It was an incredible fight! All the while, the reasoning behind Gladiators attack is less than clear. He declares that Earth's future is doomed by Thor! His trip through time, ultimately, fails - with Gladiator returning to his future time-line with Zarrko. Gladiator had failed -- and it's shown in a single shot what he was trying to prevent; that of a ruined and mired world, with people suffering - with a magnificent statue of Thor adorning the landscape. The future Zarrko is trying to prevent is still happening.
During a scheme perpetrated by Loki - Thor is severely injured in battle with the Destroyer. Jane Foster is able to heal Jake Olsen, but cannot do the same for Thor. To help expedite the healing process for Thor, Odin separates Jake Olsen from Thor. While Olsen is still deceased - he remains an independent person, similar to Don Blake. (Real, but not real.) Thor and Olsen, though, never get a chance to be merged together again.

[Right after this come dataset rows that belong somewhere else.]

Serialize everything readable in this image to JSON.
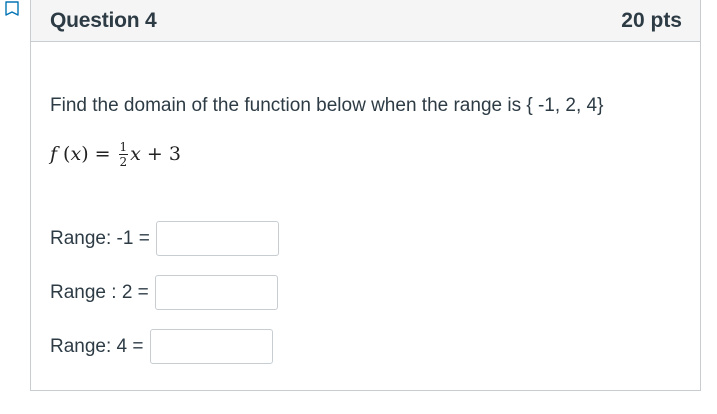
{
  "question": {
    "title": "Question 4",
    "points": "20 pts",
    "prompt": "Find the domain of the function below when the range is { -1, 2, 4}",
    "equation": {
      "func": "f",
      "open_paren": "(",
      "var": "x",
      "close_paren": ")",
      "equals": "=",
      "numerator": "1",
      "denominator": "2",
      "term_var": "x",
      "plus": "+",
      "constant": "3"
    }
  },
  "ranges": [
    {
      "label": "Range: -1 =",
      "value": ""
    },
    {
      "label": "Range : 2 =",
      "value": ""
    },
    {
      "label": "Range: 4 =",
      "value": ""
    }
  ],
  "icons": {
    "flag": "flag-icon"
  },
  "colors": {
    "text": "#2d3b45",
    "header_bg": "#f5f5f5",
    "border": "#c7cdd1",
    "flag_accent": "#0374b5"
  }
}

Old villains are brought back - even ones you wouldn't initially expect. Remember how Skurge the Executioner died heroically in Hel during Walt Simonson's run? Well - he returns, much to the confusion of the Enchantress.
At the time - Marvel announced that someone very prominent, described as being powerful and rich, would die in an upcoming month. That date came and went - with the revelation of who they meant still not being understood, as the death took place at the end of an issue, with the usual expectation that - next issue - it would be revealed how this person really survived. (It's a cliche in comics, really! Not necessarily a bad one, if done correctly. Here is was simply blundered, as the character's death was unclear to everyone.) Who died? Odin died! Yes, he had somewhat died during Simonson's run - but this time is was for real. Like before, Odin had taken Surtur down with him.

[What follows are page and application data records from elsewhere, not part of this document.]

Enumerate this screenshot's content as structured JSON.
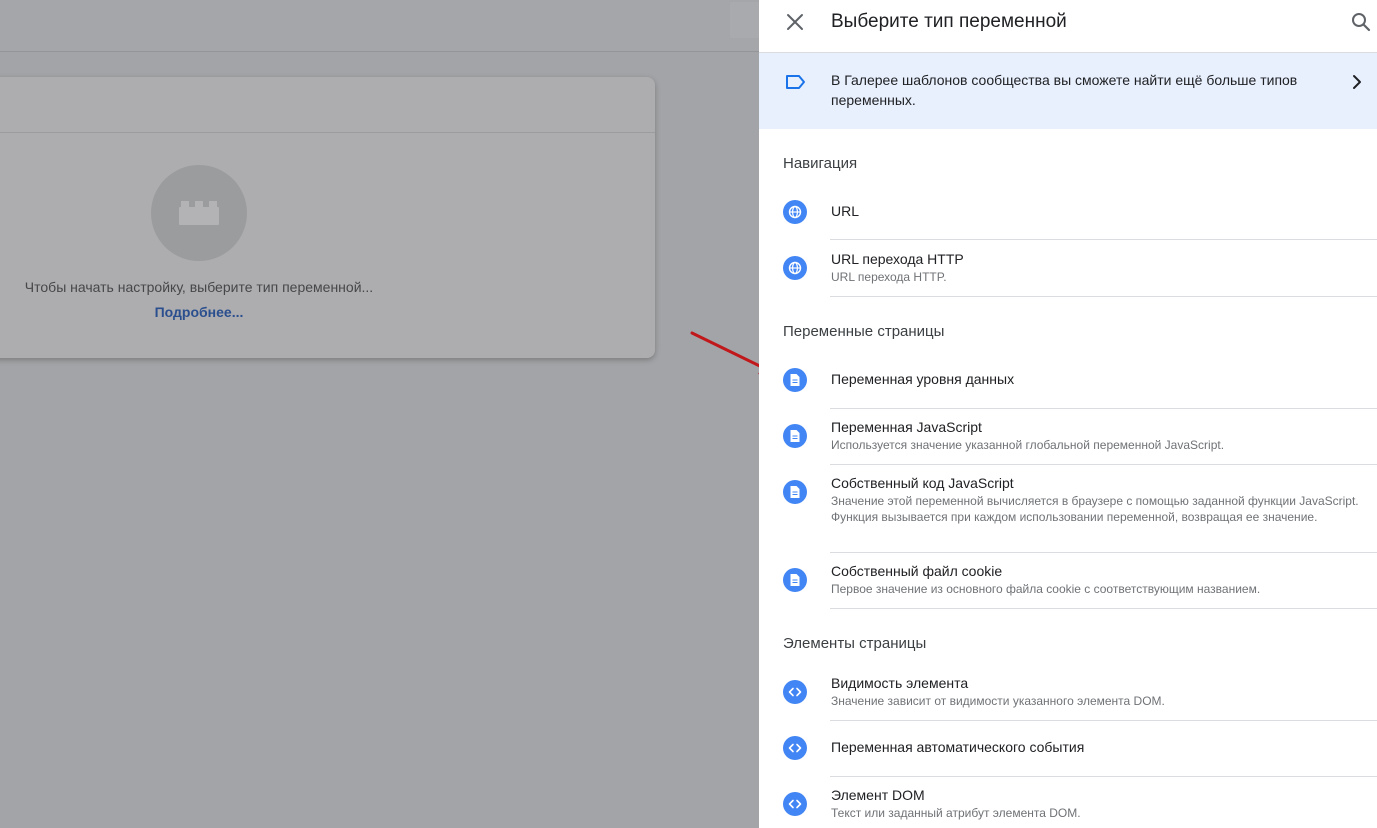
{
  "background": {
    "card": {
      "hint": "Чтобы начать настройку, выберите тип переменной...",
      "more_link": "Подробнее..."
    }
  },
  "panel": {
    "title": "Выберите тип переменной",
    "gallery_banner": "В Галерее шаблонов сообщества вы сможете найти ещё больше типов переменных.",
    "sections": {
      "navigation": {
        "title": "Навигация",
        "items": [
          {
            "title": "URL",
            "desc": ""
          },
          {
            "title": "URL перехода HTTP",
            "desc": "URL перехода HTTP."
          }
        ]
      },
      "page_vars": {
        "title": "Переменные страницы",
        "items": [
          {
            "title": "Переменная уровня данных",
            "desc": ""
          },
          {
            "title": "Переменная JavaScript",
            "desc": "Используется значение указанной глобальной переменной JavaScript."
          },
          {
            "title": "Собственный код JavaScript",
            "desc": "Значение этой переменной вычисляется в браузере с помощью заданной функции JavaScript. Функция вызывается при каждом использовании переменной, возвращая ее значение."
          },
          {
            "title": "Собственный файл cookie",
            "desc": "Первое значение из основного файла cookie с соответствующим названием."
          }
        ]
      },
      "page_elements": {
        "title": "Элементы страницы",
        "items": [
          {
            "title": "Видимость элемента",
            "desc": "Значение зависит от видимости указанного элемента DOM."
          },
          {
            "title": "Переменная автоматического события",
            "desc": ""
          },
          {
            "title": "Элемент DOM",
            "desc": "Текст или заданный атрибут элемента DOM."
          }
        ]
      }
    }
  },
  "icons": {
    "navigation": "globe-icon",
    "page_vars": "document-icon",
    "page_elements": "code-brackets-icon"
  },
  "colors": {
    "accent": "#4285f4",
    "banner_bg": "#e8f0fe",
    "annotation_arrow": "#c0181b"
  }
}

A time of transition begins to take place. Thor Girl, who was injured during the battle with Surtur, had lost her ability to become the Designate. She was now trapped in her naive hero-emulating form as Thor Girl. As Thor, slowly but surely, began to take true command of the throne of Asgard - Thor Girl was able to act as Midgard's protector in his absence. Thor is resistant of his new role -- it's a position he had declined once before when Odin was last time lost. This time - though - the Odin force was beginning to grow in him.
Skurge was one of Thor Girl's first foes as protector of Midgard. Something was amiss, though. Skurge, who had died so heroically before, was now on a wild rampage - demanding to face Thor himself. Thor eventually comes down to Earth and confronts the menace. Thor realizes that this isn't the Executioner; it may be his weapon, his powerful battle ax, that is real - but this person was not actually Skurge. Transporting into Hela's domain - Thor confronts the person behind this outrage. Using his growing power, Thor reveals the deception - a creature of Hela's had been designed to take Skurge's appearance; using the real Skurge's battle ax to bolster the claim. Thor kept the ax, and foiled Hela's plot to try and obtain his soul. Afterwords Hela knows she had made a mistake, and had risked too much, as the Thor ruining her plans was an indication that he would soon command the full Odin force.

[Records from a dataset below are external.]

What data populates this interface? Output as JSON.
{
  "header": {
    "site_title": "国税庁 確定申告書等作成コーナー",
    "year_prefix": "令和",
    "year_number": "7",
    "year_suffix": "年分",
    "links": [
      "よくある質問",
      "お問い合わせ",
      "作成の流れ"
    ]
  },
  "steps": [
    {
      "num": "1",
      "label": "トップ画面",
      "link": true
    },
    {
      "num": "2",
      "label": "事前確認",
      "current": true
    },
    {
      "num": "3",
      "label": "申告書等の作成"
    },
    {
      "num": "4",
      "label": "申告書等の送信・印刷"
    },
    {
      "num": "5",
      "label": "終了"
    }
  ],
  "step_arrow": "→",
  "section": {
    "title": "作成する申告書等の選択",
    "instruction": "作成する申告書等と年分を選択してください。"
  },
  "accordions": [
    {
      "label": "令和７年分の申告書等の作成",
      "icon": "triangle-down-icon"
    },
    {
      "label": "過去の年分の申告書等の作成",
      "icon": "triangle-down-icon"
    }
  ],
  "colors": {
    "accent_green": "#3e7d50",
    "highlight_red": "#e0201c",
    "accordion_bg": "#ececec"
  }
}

I'll end this post here - as the next phase of Dan Jurgens' epic run on Thor deserves it's own examination. After this point, everything about Thor changes - for Thor is now Lord of Asgard!